On the intervening night of 4 and 5 August 2019, Omar Abdullah was placed under preventive detention by the Indian Government under Section 107 of the CRPC. This came as a backdrop to the government's decision of scrapping Article 370 of the Constitution of India, which gave the state of Jammu & Kashmir semi-autonomous powers.[32]

After the expiry of the six-month detention without any charges, Abdullah has been freshly charged and detained under the Public Safety Act (PSA) which has been revoked on 24 March 2020.Public Safety Act (PSA) which has been revoked on 24 March 2020.[33]


The charges include his "ability to garner votes even during peak militancy and poll boycotts."

"The capacity of the subject to influence people for any cause can be gauged from the fact that he was able to convince his electorate to come out and vote in huge numbers even during peak of militancy and poll boycotts," the government dossier continues.[34][35][36][37]

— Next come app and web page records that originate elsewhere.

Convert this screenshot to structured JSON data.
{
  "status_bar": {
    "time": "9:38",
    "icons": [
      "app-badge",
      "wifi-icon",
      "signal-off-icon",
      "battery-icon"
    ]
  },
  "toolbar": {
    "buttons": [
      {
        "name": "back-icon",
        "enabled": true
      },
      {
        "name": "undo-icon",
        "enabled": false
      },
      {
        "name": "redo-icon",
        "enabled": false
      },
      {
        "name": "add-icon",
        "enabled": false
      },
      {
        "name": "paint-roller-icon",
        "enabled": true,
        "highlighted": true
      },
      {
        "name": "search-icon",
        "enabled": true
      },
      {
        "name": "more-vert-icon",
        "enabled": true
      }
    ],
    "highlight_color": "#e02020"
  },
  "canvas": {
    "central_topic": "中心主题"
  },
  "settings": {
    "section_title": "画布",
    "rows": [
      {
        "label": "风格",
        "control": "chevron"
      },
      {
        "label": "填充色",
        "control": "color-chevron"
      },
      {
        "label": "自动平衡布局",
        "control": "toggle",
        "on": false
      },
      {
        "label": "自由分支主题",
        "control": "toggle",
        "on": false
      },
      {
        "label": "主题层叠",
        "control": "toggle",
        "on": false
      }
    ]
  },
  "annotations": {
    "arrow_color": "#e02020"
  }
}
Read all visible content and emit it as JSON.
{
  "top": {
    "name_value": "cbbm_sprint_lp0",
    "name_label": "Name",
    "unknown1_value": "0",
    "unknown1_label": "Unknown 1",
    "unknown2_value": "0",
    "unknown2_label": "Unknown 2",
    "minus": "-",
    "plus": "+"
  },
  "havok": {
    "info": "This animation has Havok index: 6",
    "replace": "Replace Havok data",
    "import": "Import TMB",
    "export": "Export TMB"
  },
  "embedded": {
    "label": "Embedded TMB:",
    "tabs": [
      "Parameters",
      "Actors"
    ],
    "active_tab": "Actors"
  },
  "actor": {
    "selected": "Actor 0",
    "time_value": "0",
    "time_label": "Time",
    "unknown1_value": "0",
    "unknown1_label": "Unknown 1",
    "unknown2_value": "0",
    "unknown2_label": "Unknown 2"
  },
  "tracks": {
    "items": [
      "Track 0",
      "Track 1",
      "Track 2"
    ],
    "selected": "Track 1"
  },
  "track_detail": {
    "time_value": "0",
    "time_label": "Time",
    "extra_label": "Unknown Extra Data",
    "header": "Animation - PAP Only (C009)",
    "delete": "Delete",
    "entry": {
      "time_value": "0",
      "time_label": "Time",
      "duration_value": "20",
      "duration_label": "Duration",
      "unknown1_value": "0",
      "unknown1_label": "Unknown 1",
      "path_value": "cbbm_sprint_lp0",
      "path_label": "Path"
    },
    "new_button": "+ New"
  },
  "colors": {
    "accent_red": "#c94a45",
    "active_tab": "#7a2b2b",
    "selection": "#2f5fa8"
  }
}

Abdullah's sister, Sara Abdullah Pilot has filed a writ petition in the Supreme Court challenging Abdullah's detention calling it "wholly antithetical to a democratic polity and undermines the Indian Constitution" and asking that the SC secure Abdullah's release.[38]

The petition also includes a habeas corpus for Abdullah to be produced before the Supreme Court.[39]

On February 10, 2020, Senior advocate Kapil Sibal, appearing for petitioner Sara Abdullah Pilot, mentioned the matter for urgent listing before a bench headed by Justice N V Ramana.[40][41]

On February 14, 2020, the Supreme Court issued notice to the Jammu & Kashmir administration and set the next date of hearing as March 2, 2020.[42][43]

On 24 March 2020 Omar Abdullah was released from detention.[44] Following his release, he demanded other people held under detention be released as well.[44]